* EXERCISE GOAL *
Whenever a picture appears, omit it, and set down everything else in the records exactly.

* SOURCE RECORDS *
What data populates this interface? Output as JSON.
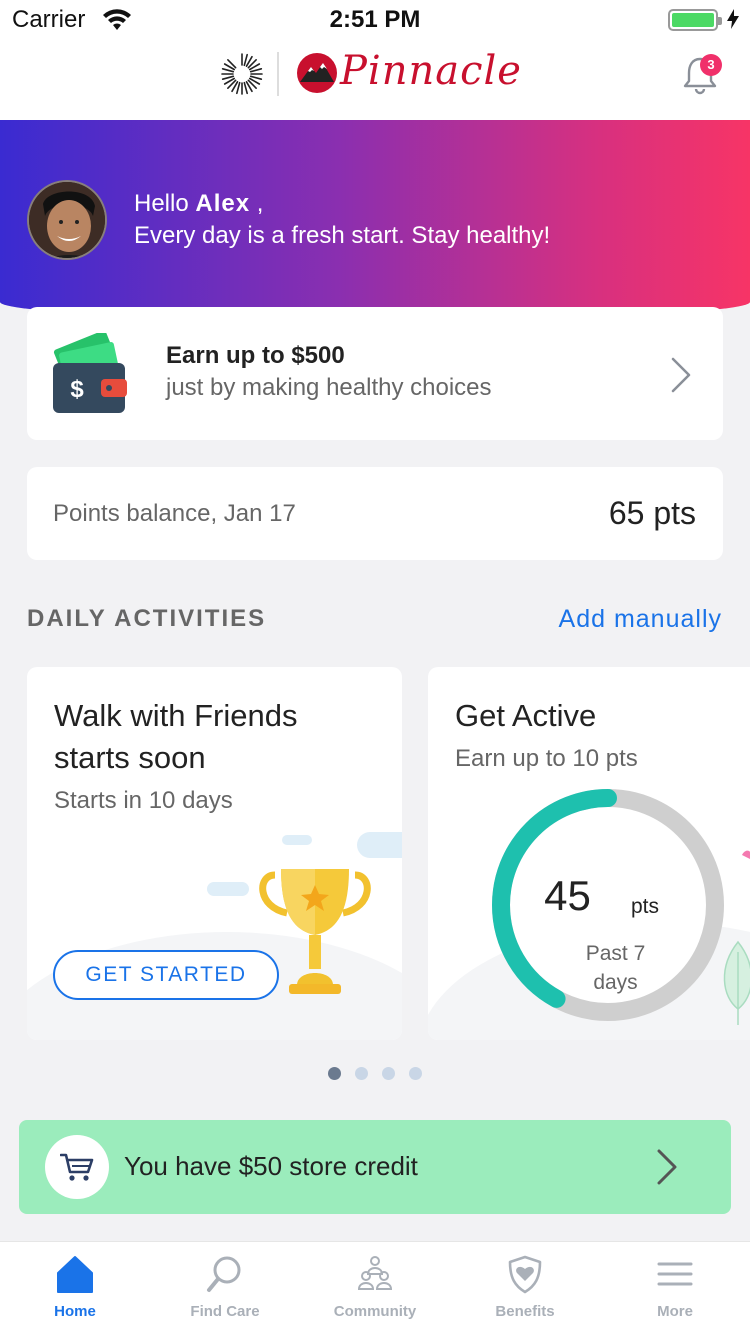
{
  "status_bar": {
    "carrier": "Carrier",
    "time": "2:51 PM"
  },
  "header": {
    "brand_name": "Pinnacle",
    "notification_count": "3"
  },
  "hero": {
    "greeting_prefix": "Hello ",
    "user_name": "Alex",
    "greeting_suffix": " ,",
    "message": "Every day is a fresh start. Stay healthy!"
  },
  "earn_card": {
    "title": "Earn up to $500",
    "subtitle": "just by making healthy choices"
  },
  "points": {
    "label": "Points balance, Jan 17",
    "value": "65 pts"
  },
  "daily_activities": {
    "section_title": "DAILY ACTIVITIES",
    "add_manually": "Add manually",
    "cards": [
      {
        "title_line1": "Walk with Friends",
        "title_line2": "starts soon",
        "subtitle": "Starts in 10 days",
        "button": "GET STARTED"
      },
      {
        "title": "Get Active",
        "subtitle": "Earn up to 10 pts",
        "value": "45",
        "unit": "pts",
        "label_line1": "Past 7",
        "label_line2": "days",
        "progress_fraction": 0.42
      }
    ],
    "pager": {
      "count": 4,
      "active_index": 0
    }
  },
  "credit": {
    "text": "You have $50 store credit"
  },
  "tabs": [
    {
      "label": "Home",
      "icon": "home-icon",
      "active": true
    },
    {
      "label": "Find Care",
      "icon": "search-icon",
      "active": false
    },
    {
      "label": "Community",
      "icon": "community-icon",
      "active": false
    },
    {
      "label": "Benefits",
      "icon": "shield-heart-icon",
      "active": false
    },
    {
      "label": "More",
      "icon": "menu-icon",
      "active": false
    }
  ],
  "colors": {
    "accent": "#1a73e8",
    "ring_progress": "#1ec0ae",
    "ring_track": "#cfcfcf",
    "credit_bg": "#9becbc",
    "hero_start": "#3a2bd1",
    "hero_end": "#f73466"
  }
}
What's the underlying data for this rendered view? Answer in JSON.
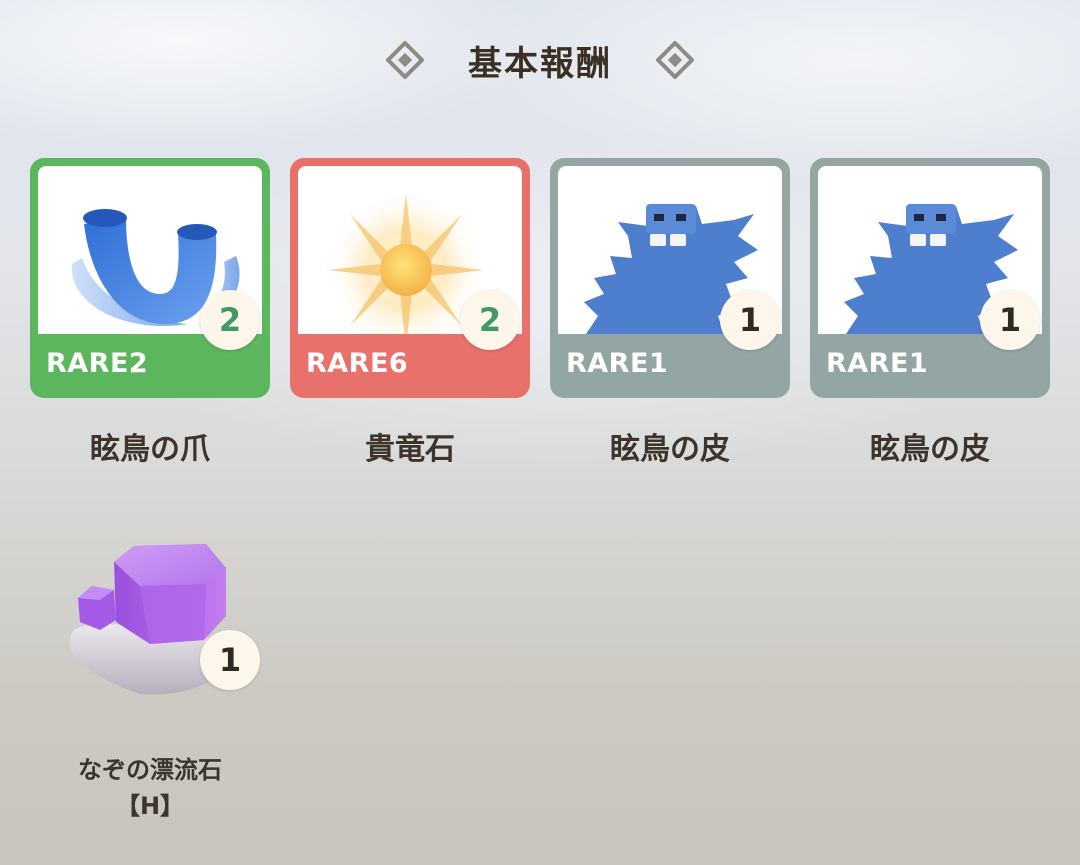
{
  "header": {
    "title": "基本報酬",
    "icon": "diamond-icon"
  },
  "items": [
    {
      "rarity": "RARE2",
      "count": "2",
      "name": "眩鳥の爪",
      "frame_color": "#5cb65e",
      "count_color": "#3f9a63",
      "icon": "claw-icon"
    },
    {
      "rarity": "RARE6",
      "count": "2",
      "name": "貴竜石",
      "frame_color": "#e8716c",
      "count_color": "#3f9a63",
      "icon": "sun-stone-icon"
    },
    {
      "rarity": "RARE1",
      "count": "1",
      "name": "眩鳥の皮",
      "frame_color": "#94a6a4",
      "count_color": "#2e2a24",
      "icon": "hide-icon"
    },
    {
      "rarity": "RARE1",
      "count": "1",
      "name": "眩鳥の皮",
      "frame_color": "#94a6a4",
      "count_color": "#2e2a24",
      "icon": "hide-icon"
    },
    {
      "rarity": "",
      "count": "1",
      "name_line1": "なぞの漂流石",
      "name_line2": "【H】",
      "icon": "purple-stone-icon"
    }
  ]
}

* SOLUTION *
What data populates this interface? Output as JSON.
{
  "status_bar": {
    "carrier": "Carrier",
    "time": "2:51 PM"
  },
  "header": {
    "brand_name": "Pinnacle",
    "notification_count": "3"
  },
  "hero": {
    "greeting_prefix": "Hello ",
    "user_name": "Alex",
    "greeting_suffix": " ,",
    "message": "Every day is a fresh start. Stay healthy!"
  },
  "earn_card": {
    "title": "Earn up to $500",
    "subtitle": "just by making healthy choices"
  },
  "points": {
    "label": "Points balance, Jan 17",
    "value": "65 pts"
  },
  "daily_activities": {
    "section_title": "DAILY ACTIVITIES",
    "add_manually": "Add manually",
    "cards": [
      {
        "title_line1": "Walk with Friends",
        "title_line2": "starts soon",
        "subtitle": "Starts in 10 days",
        "button": "GET STARTED"
      },
      {
        "title": "Get Active",
        "subtitle": "Earn up to 10 pts",
        "value": "45",
        "unit": "pts",
        "label_line1": "Past 7",
        "label_line2": "days",
        "progress_fraction": 0.42
      }
    ],
    "pager": {
      "count": 4,
      "active_index": 0
    }
  },
  "credit": {
    "text": "You have $50 store credit"
  },
  "tabs": [
    {
      "label": "Home",
      "icon": "home-icon",
      "active": true
    },
    {
      "label": "Find Care",
      "icon": "search-icon",
      "active": false
    },
    {
      "label": "Community",
      "icon": "community-icon",
      "active": false
    },
    {
      "label": "Benefits",
      "icon": "shield-heart-icon",
      "active": false
    },
    {
      "label": "More",
      "icon": "menu-icon",
      "active": false
    }
  ],
  "colors": {
    "accent": "#1a73e8",
    "ring_progress": "#1ec0ae",
    "ring_track": "#cfcfcf",
    "credit_bg": "#9becbc",
    "hero_start": "#3a2bd1",
    "hero_end": "#f73466"
  }
}
What's the underlying data for this rendered view? Answer in JSON.
{
  "header": {
    "title": "基本報酬",
    "icon": "diamond-icon"
  },
  "items": [
    {
      "rarity": "RARE2",
      "count": "2",
      "name": "眩鳥の爪",
      "frame_color": "#5cb65e",
      "count_color": "#3f9a63",
      "icon": "claw-icon"
    },
    {
      "rarity": "RARE6",
      "count": "2",
      "name": "貴竜石",
      "frame_color": "#e8716c",
      "count_color": "#3f9a63",
      "icon": "sun-stone-icon"
    },
    {
      "rarity": "RARE1",
      "count": "1",
      "name": "眩鳥の皮",
      "frame_color": "#94a6a4",
      "count_color": "#2e2a24",
      "icon": "hide-icon"
    },
    {
      "rarity": "RARE1",
      "count": "1",
      "name": "眩鳥の皮",
      "frame_color": "#94a6a4",
      "count_color": "#2e2a24",
      "icon": "hide-icon"
    },
    {
      "rarity": "",
      "count": "1",
      "name_line1": "なぞの漂流石",
      "name_line2": "【H】",
      "icon": "purple-stone-icon"
    }
  ]
}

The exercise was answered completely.